## Prompt
The response must match the data below exactly, line for line.

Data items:

════

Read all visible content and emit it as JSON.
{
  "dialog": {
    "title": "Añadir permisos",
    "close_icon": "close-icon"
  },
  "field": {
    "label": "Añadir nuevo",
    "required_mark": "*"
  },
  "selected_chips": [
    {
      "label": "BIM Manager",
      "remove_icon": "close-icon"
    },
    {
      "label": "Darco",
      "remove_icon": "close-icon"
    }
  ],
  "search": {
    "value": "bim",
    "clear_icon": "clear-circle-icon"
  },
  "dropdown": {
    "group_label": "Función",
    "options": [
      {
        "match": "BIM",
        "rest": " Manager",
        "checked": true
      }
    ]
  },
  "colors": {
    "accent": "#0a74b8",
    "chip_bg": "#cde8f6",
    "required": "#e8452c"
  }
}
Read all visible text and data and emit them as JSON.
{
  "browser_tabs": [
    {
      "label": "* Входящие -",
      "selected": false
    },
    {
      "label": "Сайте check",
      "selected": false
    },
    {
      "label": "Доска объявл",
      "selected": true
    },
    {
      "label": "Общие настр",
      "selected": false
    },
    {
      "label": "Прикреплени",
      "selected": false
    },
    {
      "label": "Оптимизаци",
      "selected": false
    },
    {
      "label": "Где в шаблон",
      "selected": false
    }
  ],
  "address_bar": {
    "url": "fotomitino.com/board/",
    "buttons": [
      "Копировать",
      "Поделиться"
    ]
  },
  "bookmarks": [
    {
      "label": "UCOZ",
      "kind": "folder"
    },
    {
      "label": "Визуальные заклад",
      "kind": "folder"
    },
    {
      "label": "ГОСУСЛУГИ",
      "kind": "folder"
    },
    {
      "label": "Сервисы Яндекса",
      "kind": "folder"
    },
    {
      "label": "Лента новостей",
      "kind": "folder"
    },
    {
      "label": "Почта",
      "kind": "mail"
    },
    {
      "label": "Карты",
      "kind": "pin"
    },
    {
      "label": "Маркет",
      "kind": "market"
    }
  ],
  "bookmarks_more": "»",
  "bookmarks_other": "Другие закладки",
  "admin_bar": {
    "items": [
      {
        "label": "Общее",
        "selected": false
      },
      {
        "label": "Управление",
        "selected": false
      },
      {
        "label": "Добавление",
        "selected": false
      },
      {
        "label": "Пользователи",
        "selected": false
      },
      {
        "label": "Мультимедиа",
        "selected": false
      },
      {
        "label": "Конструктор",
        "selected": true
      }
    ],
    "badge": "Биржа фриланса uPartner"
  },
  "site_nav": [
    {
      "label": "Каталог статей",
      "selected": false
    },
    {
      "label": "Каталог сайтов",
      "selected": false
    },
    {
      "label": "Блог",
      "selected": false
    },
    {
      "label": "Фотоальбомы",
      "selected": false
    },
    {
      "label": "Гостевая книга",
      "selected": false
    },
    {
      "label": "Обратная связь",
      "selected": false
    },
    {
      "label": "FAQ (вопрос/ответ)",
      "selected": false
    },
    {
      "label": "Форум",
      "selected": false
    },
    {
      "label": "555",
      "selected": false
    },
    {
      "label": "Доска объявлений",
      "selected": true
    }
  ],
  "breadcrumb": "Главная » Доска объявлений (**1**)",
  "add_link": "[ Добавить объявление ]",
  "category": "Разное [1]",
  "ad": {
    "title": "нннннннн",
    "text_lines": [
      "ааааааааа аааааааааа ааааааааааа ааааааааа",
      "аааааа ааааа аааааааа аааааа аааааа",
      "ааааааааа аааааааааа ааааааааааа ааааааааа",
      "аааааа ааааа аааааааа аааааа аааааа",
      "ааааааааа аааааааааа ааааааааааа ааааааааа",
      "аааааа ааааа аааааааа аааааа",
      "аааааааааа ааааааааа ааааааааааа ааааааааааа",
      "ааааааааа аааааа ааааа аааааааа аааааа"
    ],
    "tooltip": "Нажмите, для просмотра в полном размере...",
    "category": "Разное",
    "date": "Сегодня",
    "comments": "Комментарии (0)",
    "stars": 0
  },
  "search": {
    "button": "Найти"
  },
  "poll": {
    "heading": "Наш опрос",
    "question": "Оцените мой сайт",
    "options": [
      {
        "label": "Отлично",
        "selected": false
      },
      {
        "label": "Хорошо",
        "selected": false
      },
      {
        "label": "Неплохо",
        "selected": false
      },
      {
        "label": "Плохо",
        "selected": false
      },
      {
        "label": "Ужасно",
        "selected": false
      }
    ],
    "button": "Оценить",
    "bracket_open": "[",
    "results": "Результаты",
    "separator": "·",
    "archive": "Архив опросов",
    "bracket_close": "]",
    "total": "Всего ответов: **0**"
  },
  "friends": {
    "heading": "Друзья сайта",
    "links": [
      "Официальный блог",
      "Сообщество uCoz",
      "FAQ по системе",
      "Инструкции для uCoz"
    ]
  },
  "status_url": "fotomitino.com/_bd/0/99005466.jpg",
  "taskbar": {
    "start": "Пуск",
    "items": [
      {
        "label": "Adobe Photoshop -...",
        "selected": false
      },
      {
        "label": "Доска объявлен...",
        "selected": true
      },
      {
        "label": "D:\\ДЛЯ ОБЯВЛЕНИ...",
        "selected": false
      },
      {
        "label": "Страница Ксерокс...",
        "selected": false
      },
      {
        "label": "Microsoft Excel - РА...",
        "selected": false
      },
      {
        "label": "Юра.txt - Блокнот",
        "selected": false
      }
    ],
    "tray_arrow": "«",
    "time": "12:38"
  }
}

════

## Response box
Read all visible content and emit it as JSON.
{
  "dialog": {
    "title": "Añadir permisos",
    "close_icon": "close-icon"
  },
  "field": {
    "label": "Añadir nuevo",
    "required_mark": "*"
  },
  "selected_chips": [
    {
      "label": "BIM Manager",
      "remove_icon": "close-icon"
    },
    {
      "label": "Darco",
      "remove_icon": "close-icon"
    }
  ],
  "search": {
    "value": "bim",
    "clear_icon": "clear-circle-icon"
  },
  "dropdown": {
    "group_label": "Función",
    "options": [
      {
        "match": "BIM",
        "rest": " Manager",
        "checked": true
      }
    ]
  },
  "colors": {
    "accent": "#0a74b8",
    "chip_bg": "#cde8f6",
    "required": "#e8452c"
  }
}
Read all visible text and data and emit them as JSON.
{
  "browser_tabs": [
    {
      "label": "* Входящие -",
      "selected": false
    },
    {
      "label": "Сайте check",
      "selected": false
    },
    {
      "label": "Доска объявл",
      "selected": true
    },
    {
      "label": "Общие настр",
      "selected": false
    },
    {
      "label": "Прикреплени",
      "selected": false
    },
    {
      "label": "Оптимизаци",
      "selected": false
    },
    {
      "label": "Где в шаблон",
      "selected": false
    }
  ],
  "address_bar": {
    "url": "fotomitino.com/board/",
    "buttons": [
      "Копировать",
      "Поделиться"
    ]
  },
  "bookmarks": [
    {
      "label": "UCOZ",
      "kind": "folder"
    },
    {
      "label": "Визуальные заклад",
      "kind": "folder"
    },
    {
      "label": "ГОСУСЛУГИ",
      "kind": "folder"
    },
    {
      "label": "Сервисы Яндекса",
      "kind": "folder"
    },
    {
      "label": "Лента новостей",
      "kind": "folder"
    },
    {
      "label": "Почта",
      "kind": "mail"
    },
    {
      "label": "Карты",
      "kind": "pin"
    },
    {
      "label": "Маркет",
      "kind": "market"
    }
  ],
  "bookmarks_more": "»",
  "bookmarks_other": "Другие закладки",
  "admin_bar": {
    "items": [
      {
        "label": "Общее",
        "selected": false
      },
      {
        "label": "Управление",
        "selected": false
      },
      {
        "label": "Добавление",
        "selected": false
      },
      {
        "label": "Пользователи",
        "selected": false
      },
      {
        "label": "Мультимедиа",
        "selected": false
      },
      {
        "label": "Конструктор",
        "selected": true
      }
    ],
    "badge": "Биржа фриланса uPartner"
  },
  "site_nav": [
    {
      "label": "Каталог статей",
      "selected": false
    },
    {
      "label": "Каталог сайтов",
      "selected": false
    },
    {
      "label": "Блог",
      "selected": false
    },
    {
      "label": "Фотоальбомы",
      "selected": false
    },
    {
      "label": "Гостевая книга",
      "selected": false
    },
    {
      "label": "Обратная связь",
      "selected": false
    },
    {
      "label": "FAQ (вопрос/ответ)",
      "selected": false
    },
    {
      "label": "Форум",
      "selected": false
    },
    {
      "label": "555",
      "selected": false
    },
    {
      "label": "Доска объявлений",
      "selected": true
    }
  ],
  "breadcrumb": "Главная » Доска объявлений (**1**)",
  "add_link": "[ Добавить объявление ]",
  "category": "Разное [1]",
  "ad": {
    "title": "нннннннн",
    "text_lines": [
      "ааааааааа аааааааааа ааааааааааа ааааааааа",
      "аааааа ааааа аааааааа аааааа аааааа",
      "ааааааааа аааааааааа ааааааааааа ааааааааа",
      "аааааа ааааа аааааааа аааааа аааааа",
      "ааааааааа аааааааааа ааааааааааа ааааааааа",
      "аааааа ааааа аааааааа аааааа",
      "аааааааааа ааааааааа ааааааааааа ааааааааааа",
      "ааааааааа аааааа ааааа аааааааа аааааа"
    ],
    "tooltip": "Нажмите, для просмотра в полном размере...",
    "category": "Разное",
    "date": "Сегодня",
    "comments": "Комментарии (0)",
    "stars": 0
  },
  "search": {
    "button": "Найти"
  },
  "poll": {
    "heading": "Наш опрос",
    "question": "Оцените мой сайт",
    "options": [
      {
        "label": "Отлично",
        "selected": false
      },
      {
        "label": "Хорошо",
        "selected": false
      },
      {
        "label": "Неплохо",
        "selected": false
      },
      {
        "label": "Плохо",
        "selected": false
      },
      {
        "label": "Ужасно",
        "selected": false
      }
    ],
    "button": "Оценить",
    "bracket_open": "[",
    "results": "Результаты",
    "separator": "·",
    "archive": "Архив опросов",
    "bracket_close": "]",
    "total": "Всего ответов: **0**"
  },
  "friends": {
    "heading": "Друзья сайта",
    "links": [
      "Официальный блог",
      "Сообщество uCoz",
      "FAQ по системе",
      "Инструкции для uCoz"
    ]
  },
  "status_url": "fotomitino.com/_bd/0/99005466.jpg",
  "taskbar": {
    "start": "Пуск",
    "items": [
      {
        "label": "Adobe Photoshop -...",
        "selected": false
      },
      {
        "label": "Доска объявлен...",
        "selected": true
      },
      {
        "label": "D:\\ДЛЯ ОБЯВЛЕНИ...",
        "selected": false
      },
      {
        "label": "Страница Ксерокс...",
        "selected": false
      },
      {
        "label": "Microsoft Excel - РА...",
        "selected": false
      },
      {
        "label": "Юра.txt - Блокнот",
        "selected": false
      }
    ],
    "tray_arrow": "«",
    "time": "12:38"
  }
}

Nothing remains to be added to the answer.